This is the final one of a series of articles by MPs, trade unionists and Labour activists in the run-up to the Budget.
For seven long years, public service workers have been subjected to an unfair, arbitrary and damaging one per cent pay cap. For local government workers, the damage is more severe still, as they were subjected to a pay freeze first.
Pay caps. Pay freezes. Real pay cuts and squeezes on wages – those have been the choices of Conservative chancellors.
The staff running our schools, hospitals, care homes and local authorities have been forced to pay the price for a global economic crisis they didn’t cause – while also seeing the public services they rely on slashed, and many of their colleague’s jobs lost.
That’s a triple whammy for those we rely on to teach our children, care for those who need help most and work each day for our communities, as the government constantly forces to them do more with fewer resources and pay them less at the same time.
This government has done monumental damage to public services and those who provide them, and then compounded the cruelty by refusing to accept the damage done.
In the June election, the public said loud and clear that they’d had enough of the government’s extremist austerity programme.
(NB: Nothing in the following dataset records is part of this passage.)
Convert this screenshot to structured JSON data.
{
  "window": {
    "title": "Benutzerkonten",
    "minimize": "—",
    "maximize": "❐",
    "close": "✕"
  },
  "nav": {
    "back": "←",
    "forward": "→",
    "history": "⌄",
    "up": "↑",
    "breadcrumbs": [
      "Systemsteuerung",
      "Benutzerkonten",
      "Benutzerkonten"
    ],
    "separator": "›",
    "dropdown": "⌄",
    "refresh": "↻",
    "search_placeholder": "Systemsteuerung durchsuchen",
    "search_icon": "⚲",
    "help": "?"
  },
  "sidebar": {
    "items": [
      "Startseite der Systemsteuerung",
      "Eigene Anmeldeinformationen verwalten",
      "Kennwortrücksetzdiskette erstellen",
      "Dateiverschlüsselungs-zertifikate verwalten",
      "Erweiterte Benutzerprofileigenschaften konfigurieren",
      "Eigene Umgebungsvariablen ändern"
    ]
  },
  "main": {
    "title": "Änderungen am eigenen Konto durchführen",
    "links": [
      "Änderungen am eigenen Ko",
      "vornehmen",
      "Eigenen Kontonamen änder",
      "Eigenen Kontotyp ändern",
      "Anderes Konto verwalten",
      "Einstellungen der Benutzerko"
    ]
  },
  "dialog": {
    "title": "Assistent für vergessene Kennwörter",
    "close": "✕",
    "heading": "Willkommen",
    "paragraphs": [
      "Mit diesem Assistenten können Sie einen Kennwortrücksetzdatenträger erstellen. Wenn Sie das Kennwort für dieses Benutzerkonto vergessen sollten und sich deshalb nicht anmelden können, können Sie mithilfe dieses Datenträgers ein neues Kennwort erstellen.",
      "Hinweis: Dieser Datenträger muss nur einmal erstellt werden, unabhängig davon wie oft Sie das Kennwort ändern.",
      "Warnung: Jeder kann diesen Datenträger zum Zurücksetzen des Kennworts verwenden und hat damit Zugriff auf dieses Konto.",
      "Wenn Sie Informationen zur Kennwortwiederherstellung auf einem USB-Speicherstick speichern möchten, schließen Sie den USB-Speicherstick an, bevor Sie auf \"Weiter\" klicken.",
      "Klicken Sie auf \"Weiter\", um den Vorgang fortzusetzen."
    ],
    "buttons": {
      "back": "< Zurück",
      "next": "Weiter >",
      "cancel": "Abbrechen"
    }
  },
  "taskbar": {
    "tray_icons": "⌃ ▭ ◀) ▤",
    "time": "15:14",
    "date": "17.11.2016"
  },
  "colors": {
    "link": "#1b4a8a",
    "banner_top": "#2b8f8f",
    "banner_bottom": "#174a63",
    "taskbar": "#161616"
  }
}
I have no doubt in my mind that Unison members and other public servants saw Labour’s alternative – an alternative to job cuts and pay cuts – as something worth voting for, and a change worth fighting for.
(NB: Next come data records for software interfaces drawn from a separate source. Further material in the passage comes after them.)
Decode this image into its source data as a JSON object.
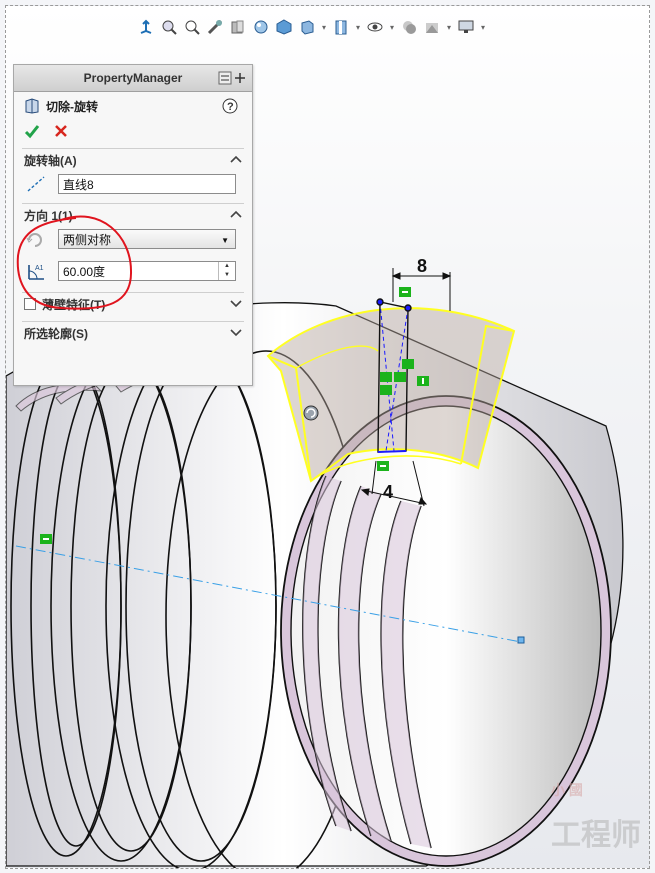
{
  "toolbar": {
    "icons": [
      "view-orientation-icon",
      "zoom-to-fit-icon",
      "zoom-area-icon",
      "previous-view-icon",
      "section-view-icon",
      "dynamic-annotation-icon",
      "display-style-icon",
      "hide-show-icon",
      "edit-appearance-icon",
      "apply-scene-icon",
      "view-settings-icon"
    ]
  },
  "pm": {
    "header": "PropertyManager",
    "feature_title": "切除-旋转",
    "axis_group": {
      "title": "旋转轴(A)",
      "value": "直线8"
    },
    "direction_group": {
      "title": "方向 1(1)",
      "type_value": "两侧对称",
      "angle_value": "60.00度",
      "angle_icon_label": "A1"
    },
    "thin_feature": {
      "title": "薄壁特征(T)",
      "checked": false
    },
    "selected_contours": {
      "title": "所选轮廓(S)"
    }
  },
  "dimensions": {
    "top": "8",
    "bottom": "4"
  },
  "colors": {
    "accent_pink": "#d9c6db",
    "sketch_blue": "#1a1aff",
    "highlight_yellow": "#ffff33",
    "annotation_red": "#e0141e",
    "relation_green": "#1bb31b"
  },
  "watermark": {
    "line1": "小 國",
    "line2": "工程师"
  }
}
Labour – with the support of public servants and those who rely on them – stopped the Conservatives in their tracks and deprived Theresa May of a majority.
In the aftermath of the election, the Conservative Party suggested they had heard the cries of anguish from communities smothered by austerity – teaching assistants reliant on payday loans and nurses using foodbanks – and would change course.
Yet, so far, there has been no change. Public sector workers are still worse off each year thanks to this government’s support for so-called “pay-restraint” and many of the public services Unison members work so hard to provide are being left to wither on the vine.
And while the government might claim the one per cent pay cap has been scrapped, for most Unison members that’s not the case. The pay offers from the government so far have been for only a few public sector workers, and – as they’re way below the current inflation level of four per cent – they are still real-terms pay cuts.
On top of that, the government has so far failed to find a single extra pound for pay rises, meaning already overstretched services are being forced to find the funds to properly pay already overstretched public servants.
If the best this government can offer is differing degrees of pay cuts, funded by differing degrees of additional pain for public services – the same prospectus it’s pursued for the past seven years – ministers will have shown themselves to be completely devoid of new ideas, and of any understanding for the country they hamfistedly govern.
There is of course an alternative.
Later in the Budget, Philip Hammond and Theresa May could provide additional funding for public sector pay, reducing the pressure on the millions of people entrusted to defend, protect, teach, heal and serve our country each day. They could do that by reversing pay cuts for the wealthiest in society and the repeated slashing of corporation tax. They could do that by making better spending decisions, like abandoning Trident renewal.
Today this government could end public sector pay misery once and for all. And if ministers aren’t capable of that, they can step aside, call an election and let the next Labour government sort out the pay misery mess of Osborne, Cameron, Hammond and May’s creation.
Dave Prentis is general secretary of Unison.